The document Culturally Responsive Teaching (Region X Equity Assistance Center, Education Northwest 2016), offers several best practices for creating a culturally responsive classroom. Some of the recommended practices are listed below.

  • Have high expectations for all learners regardless of their background, socio-economic status, or identity.
  • Cultivate cross-cultural communication and respect for others.
  • Validate the cultural identity of students in the classroom when designing teaching units.
  • Gather diverse resources that reflect students’ lives within and beyond the local community.
  • Collaborate with educators, administrators, and community members to create a welcoming school environment that embraces student diversity and discourages discrimination.

When teachers create warm, welcoming, and accepting classrooms, this can counterbalance negative attitudes toward those that are perceived as ‘different’ or ‘outsiders’. Negative attitudes that go unchecked often lead to prejudice, bullying, and discrimination.

Brief video explanations of strategies that support CRT are available here:

  1. Culturally Responsive Teaching and Learning (2011). Genevieve Erker. 8:52 min. https://www.youtube.com/watch?v=_uOncGZWxDc
  2. Competencies for Teaching in Multicultural Classrooms. University of New Brunswick. 7:13 min. https://www.youtube.com/watch?v=MwM7kYUGUzA

Review Your Learning
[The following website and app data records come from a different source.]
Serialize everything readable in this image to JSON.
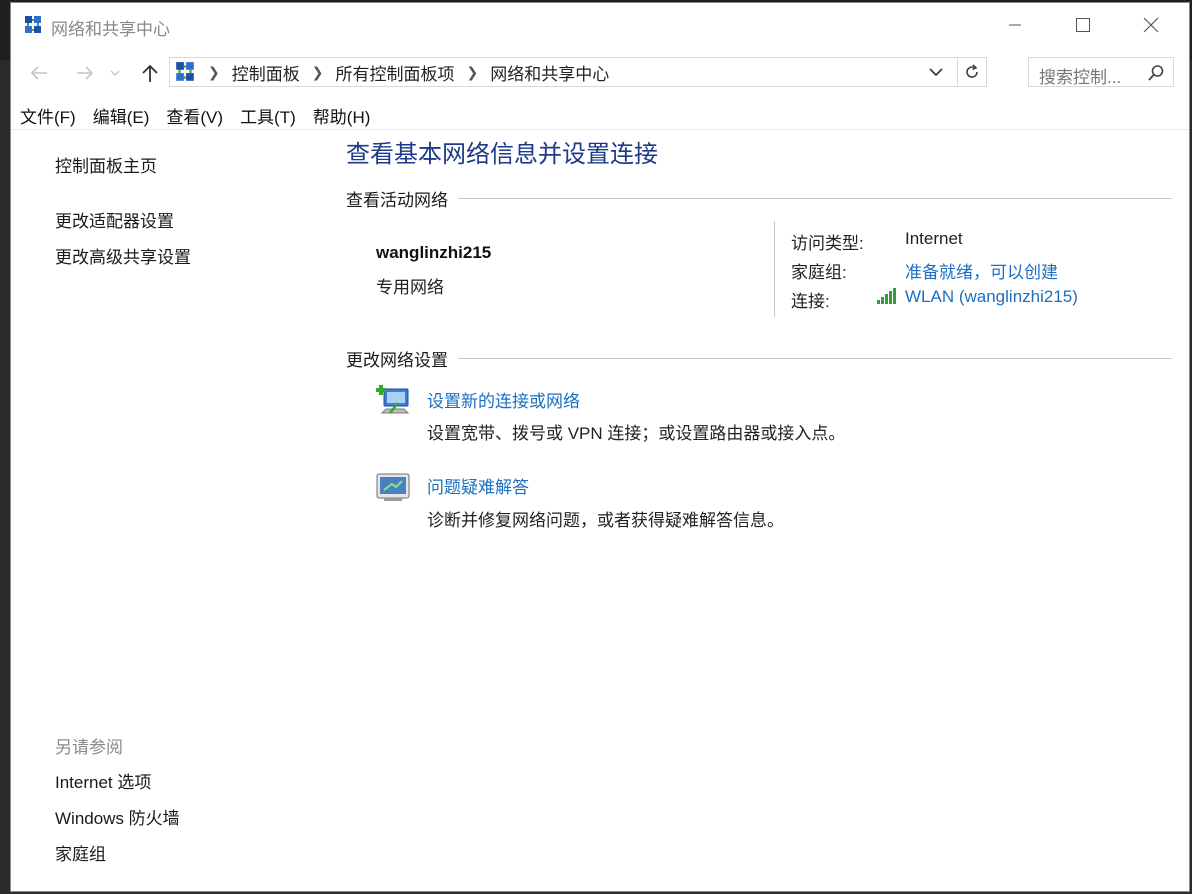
{
  "window": {
    "title": "网络和共享中心"
  },
  "nav": {
    "breadcrumbs": [
      "控制面板",
      "所有控制面板项",
      "网络和共享中心"
    ],
    "search_placeholder": "搜索控制..."
  },
  "menu": [
    "文件(F)",
    "编辑(E)",
    "查看(V)",
    "工具(T)",
    "帮助(H)"
  ],
  "sidebar": {
    "home": "控制面板主页",
    "links": [
      "更改适配器设置",
      "更改高级共享设置"
    ],
    "see_also_heading": "另请参阅",
    "see_also": [
      "Internet 选项",
      "Windows 防火墙",
      "家庭组"
    ]
  },
  "main": {
    "title": "查看基本网络信息并设置连接",
    "active_networks_heading": "查看活动网络",
    "network": {
      "name": "wanglinzhi215",
      "type": "专用网络",
      "access_type_label": "访问类型:",
      "access_type_value": "Internet",
      "homegroup_label": "家庭组:",
      "homegroup_value": "准备就绪，可以创建",
      "connections_label": "连接:",
      "connections_value": "WLAN (wanglinzhi215)"
    },
    "change_settings_heading": "更改网络设置",
    "tasks": [
      {
        "title": "设置新的连接或网络",
        "desc": "设置宽带、拨号或 VPN 连接；或设置路由器或接入点。",
        "icon": "new-connection-icon"
      },
      {
        "title": "问题疑难解答",
        "desc": "诊断并修复网络问题，或者获得疑难解答信息。",
        "icon": "troubleshoot-icon"
      }
    ]
  },
  "colors": {
    "link": "#1a6fc2",
    "title": "#1e3a8a"
  }
}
  1. Define culture as seen through a sociological rather than ethnic lens.
  2. Describe some personal cultural biases that came to light after conducting a personal audit.
  3. Identify strategies for building positive attitudes toward cultural diversity in the classroom.
  4. Explore ways to support cultural inclusivity by using inquiry-based learning in lesson planning.

Module 8 Glossary

Culture: Patterns of behaviour (a way of life) among people who share similar worldviews, beliefs, talents, customs, and values.

Culturally Responsive Teaching (CRT): Promotes a proactive approach to honouring cultural diversity by incorporating a student’s background knowledge and prior home/community experiences into the curriculum as part of daily instruction.

Inquiry-based learning: A teaching strategy that offers students the opportunity to learn by exploring their own interests, asking questions, researching topics, and nurturing their natural curiosity.

Monolingual principle: An approach that requires exclusive use of the target language in the classroom to minimize perceived interference from students’ first language(s).

Personal audit: A written or oral survey, checklist, or interview that allows an individual to explore their own strengths and shortcomings.


Cummins, J. (2007). Rethinking monolingual instructional strategies in multilingual classrooms. Ontario Institute for Studies in Education. University of Toronto. Retrieved from: https://journals.lib.unb.ca/index.php/CJAL/article/view/19743/21428

Helmer, S. & Eddy, C. (2012). Look at Me When I Talk to You. EAL Learners in Non-EAL Classrooms. Pippin. Don Mills ON.

Ontario Ministry of Education Student Achievement Division. (2013). Culturally Responsive Pedagogy.  K-12 Capacity Building Series. Secretariat Special Edition #35. ISSN 19138490.

Queen’s University. (n/d). Inquiry-Based Learning. Centre for Teaching and Learning. Retrieved from: https://www.queensu.ca/ctl/resources/instructional-strategies/inquiry-based-learning  

Villegas, A. M., & Lucas, T. (2002). Educating culturally responsive teachers: A coherent approach. Albany, NY: SUNY Press.